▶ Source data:
------------------------------------

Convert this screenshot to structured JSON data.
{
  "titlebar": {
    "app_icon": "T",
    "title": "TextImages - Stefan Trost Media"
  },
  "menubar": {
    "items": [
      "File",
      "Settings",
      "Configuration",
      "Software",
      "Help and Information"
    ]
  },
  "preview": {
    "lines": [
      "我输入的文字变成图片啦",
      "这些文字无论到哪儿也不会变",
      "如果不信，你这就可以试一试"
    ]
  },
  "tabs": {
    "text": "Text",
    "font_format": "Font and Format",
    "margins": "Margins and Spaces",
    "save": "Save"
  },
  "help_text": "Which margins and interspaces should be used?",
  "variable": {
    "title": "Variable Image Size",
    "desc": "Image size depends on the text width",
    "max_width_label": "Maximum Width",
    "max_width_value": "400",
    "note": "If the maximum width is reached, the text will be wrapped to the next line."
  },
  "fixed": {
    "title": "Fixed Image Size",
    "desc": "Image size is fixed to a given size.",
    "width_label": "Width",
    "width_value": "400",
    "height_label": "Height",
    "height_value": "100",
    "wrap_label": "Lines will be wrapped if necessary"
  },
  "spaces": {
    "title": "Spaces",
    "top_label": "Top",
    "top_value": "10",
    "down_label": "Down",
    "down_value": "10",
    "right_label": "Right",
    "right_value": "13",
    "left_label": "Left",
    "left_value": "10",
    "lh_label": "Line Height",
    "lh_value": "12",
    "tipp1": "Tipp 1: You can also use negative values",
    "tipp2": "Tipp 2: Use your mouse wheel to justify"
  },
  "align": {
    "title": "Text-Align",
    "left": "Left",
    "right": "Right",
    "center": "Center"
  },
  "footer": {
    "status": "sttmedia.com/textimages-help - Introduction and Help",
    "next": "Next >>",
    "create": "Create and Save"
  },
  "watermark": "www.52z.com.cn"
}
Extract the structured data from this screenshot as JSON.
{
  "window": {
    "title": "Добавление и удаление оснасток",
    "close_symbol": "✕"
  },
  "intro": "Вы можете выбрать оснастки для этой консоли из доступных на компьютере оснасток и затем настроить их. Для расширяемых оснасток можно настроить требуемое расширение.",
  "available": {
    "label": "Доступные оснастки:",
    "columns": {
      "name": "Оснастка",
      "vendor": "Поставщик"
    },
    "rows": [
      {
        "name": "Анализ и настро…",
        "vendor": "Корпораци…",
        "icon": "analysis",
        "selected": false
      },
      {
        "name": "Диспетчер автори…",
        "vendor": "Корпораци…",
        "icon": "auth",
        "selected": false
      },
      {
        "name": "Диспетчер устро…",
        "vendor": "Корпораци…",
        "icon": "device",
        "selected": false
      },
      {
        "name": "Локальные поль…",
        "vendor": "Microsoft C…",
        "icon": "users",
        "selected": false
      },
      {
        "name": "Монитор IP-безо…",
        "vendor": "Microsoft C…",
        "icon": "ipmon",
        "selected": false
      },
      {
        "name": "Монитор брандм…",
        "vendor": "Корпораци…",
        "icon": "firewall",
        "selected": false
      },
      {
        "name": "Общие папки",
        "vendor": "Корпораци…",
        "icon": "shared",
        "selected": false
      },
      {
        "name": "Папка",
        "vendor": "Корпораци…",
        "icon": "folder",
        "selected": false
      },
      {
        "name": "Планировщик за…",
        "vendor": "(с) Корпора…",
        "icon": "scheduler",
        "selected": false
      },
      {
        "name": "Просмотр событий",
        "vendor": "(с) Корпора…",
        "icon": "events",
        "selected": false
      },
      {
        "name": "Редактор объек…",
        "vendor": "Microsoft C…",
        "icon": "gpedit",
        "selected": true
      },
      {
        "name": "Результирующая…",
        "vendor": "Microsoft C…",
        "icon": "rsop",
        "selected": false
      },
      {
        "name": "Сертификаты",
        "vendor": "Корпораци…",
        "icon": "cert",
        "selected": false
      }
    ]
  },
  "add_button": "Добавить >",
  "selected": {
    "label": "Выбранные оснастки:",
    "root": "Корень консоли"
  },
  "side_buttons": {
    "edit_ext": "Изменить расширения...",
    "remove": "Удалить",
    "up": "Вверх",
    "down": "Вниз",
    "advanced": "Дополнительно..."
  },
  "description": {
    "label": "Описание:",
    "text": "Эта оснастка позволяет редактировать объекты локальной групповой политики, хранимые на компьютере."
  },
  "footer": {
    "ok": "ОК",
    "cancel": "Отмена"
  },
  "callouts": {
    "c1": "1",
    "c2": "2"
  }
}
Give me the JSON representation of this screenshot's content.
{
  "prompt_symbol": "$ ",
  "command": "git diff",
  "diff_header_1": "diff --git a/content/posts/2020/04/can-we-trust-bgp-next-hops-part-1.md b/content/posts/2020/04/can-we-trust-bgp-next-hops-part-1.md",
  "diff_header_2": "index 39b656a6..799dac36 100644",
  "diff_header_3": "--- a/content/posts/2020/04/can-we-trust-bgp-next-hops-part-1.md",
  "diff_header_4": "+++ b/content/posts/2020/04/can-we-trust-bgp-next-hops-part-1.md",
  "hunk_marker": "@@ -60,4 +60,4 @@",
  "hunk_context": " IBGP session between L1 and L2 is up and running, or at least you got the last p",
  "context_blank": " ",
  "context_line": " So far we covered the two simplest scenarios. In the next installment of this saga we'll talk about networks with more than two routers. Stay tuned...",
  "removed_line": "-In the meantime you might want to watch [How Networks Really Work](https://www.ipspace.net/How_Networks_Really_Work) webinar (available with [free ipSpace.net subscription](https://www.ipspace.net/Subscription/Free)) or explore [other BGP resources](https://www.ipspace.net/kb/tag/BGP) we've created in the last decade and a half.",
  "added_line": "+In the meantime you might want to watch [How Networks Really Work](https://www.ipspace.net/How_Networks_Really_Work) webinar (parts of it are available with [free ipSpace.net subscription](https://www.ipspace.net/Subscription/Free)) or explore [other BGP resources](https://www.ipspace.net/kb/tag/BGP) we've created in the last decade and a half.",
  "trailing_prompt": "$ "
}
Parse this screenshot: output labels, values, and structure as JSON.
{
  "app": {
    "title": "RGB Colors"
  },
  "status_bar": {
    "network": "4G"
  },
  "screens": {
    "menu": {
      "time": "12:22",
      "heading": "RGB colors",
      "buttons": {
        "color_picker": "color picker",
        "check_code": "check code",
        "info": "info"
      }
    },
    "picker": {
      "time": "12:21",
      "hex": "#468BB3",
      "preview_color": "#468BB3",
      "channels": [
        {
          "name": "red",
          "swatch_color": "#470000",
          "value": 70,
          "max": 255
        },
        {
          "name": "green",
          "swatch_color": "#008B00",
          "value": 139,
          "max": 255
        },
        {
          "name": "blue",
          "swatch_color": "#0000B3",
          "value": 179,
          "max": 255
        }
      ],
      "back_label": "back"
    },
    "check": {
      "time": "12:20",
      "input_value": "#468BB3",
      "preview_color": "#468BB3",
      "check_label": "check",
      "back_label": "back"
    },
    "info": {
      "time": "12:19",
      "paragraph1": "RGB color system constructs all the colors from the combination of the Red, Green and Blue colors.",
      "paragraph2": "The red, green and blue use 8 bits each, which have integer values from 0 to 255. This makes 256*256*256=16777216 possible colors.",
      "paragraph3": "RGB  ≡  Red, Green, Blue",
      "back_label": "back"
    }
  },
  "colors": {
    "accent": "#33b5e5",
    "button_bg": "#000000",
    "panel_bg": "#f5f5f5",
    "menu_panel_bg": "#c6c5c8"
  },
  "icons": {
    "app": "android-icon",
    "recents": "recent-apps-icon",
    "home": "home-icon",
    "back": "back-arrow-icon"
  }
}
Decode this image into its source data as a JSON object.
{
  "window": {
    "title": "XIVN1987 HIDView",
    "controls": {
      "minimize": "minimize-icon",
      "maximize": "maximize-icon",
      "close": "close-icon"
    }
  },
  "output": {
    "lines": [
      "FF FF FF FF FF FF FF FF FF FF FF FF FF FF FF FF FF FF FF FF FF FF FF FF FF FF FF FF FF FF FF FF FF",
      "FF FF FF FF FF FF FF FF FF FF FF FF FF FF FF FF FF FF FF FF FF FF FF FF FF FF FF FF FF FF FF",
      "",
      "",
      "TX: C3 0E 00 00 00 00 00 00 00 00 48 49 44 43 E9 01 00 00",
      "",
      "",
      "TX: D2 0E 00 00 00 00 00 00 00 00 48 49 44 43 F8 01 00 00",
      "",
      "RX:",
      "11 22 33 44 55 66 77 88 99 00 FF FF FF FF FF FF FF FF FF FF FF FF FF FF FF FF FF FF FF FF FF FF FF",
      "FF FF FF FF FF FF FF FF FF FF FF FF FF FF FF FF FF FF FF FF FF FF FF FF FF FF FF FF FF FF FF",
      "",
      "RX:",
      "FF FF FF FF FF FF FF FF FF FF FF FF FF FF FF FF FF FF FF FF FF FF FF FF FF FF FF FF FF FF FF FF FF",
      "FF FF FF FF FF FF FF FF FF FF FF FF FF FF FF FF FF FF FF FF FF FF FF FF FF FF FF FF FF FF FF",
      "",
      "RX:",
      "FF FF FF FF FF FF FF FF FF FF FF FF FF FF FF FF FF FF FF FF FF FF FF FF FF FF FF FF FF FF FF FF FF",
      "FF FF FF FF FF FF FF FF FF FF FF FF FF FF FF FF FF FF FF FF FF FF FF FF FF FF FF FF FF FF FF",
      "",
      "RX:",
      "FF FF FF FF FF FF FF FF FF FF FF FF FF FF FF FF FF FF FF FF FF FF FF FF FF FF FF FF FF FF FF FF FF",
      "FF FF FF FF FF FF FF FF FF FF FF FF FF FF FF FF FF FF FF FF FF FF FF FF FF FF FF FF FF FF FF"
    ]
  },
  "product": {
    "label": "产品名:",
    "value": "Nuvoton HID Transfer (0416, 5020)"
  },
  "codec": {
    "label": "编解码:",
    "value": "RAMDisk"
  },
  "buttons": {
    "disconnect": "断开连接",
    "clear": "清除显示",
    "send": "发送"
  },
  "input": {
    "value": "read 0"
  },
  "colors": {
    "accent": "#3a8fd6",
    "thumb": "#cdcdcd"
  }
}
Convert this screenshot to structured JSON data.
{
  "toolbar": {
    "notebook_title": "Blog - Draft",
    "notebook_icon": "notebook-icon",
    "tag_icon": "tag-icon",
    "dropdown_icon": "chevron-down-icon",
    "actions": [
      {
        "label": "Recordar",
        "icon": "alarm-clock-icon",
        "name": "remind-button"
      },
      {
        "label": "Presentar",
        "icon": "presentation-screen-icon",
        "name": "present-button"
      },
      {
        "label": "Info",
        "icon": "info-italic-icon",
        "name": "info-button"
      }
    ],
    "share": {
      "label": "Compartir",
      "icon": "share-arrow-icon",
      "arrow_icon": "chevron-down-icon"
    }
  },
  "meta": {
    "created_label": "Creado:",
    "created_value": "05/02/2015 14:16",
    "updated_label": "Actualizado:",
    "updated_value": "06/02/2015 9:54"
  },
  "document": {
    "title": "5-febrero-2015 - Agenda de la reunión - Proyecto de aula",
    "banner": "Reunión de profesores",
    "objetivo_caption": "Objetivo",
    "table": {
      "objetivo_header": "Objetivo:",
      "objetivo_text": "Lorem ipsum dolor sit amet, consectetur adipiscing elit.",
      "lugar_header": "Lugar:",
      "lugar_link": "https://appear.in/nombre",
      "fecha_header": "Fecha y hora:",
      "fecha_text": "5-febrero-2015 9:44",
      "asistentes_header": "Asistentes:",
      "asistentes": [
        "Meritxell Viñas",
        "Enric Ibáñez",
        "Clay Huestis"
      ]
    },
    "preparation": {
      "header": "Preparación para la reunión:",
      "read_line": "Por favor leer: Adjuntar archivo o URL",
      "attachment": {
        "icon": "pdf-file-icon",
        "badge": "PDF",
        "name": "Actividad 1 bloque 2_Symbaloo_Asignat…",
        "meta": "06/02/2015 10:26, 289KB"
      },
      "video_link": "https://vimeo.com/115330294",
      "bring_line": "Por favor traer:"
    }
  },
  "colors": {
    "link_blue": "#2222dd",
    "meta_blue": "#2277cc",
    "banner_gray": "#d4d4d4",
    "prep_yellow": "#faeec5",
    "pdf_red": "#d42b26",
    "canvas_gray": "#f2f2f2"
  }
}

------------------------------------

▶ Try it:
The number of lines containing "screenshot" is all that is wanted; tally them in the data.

▶ Completed task:
5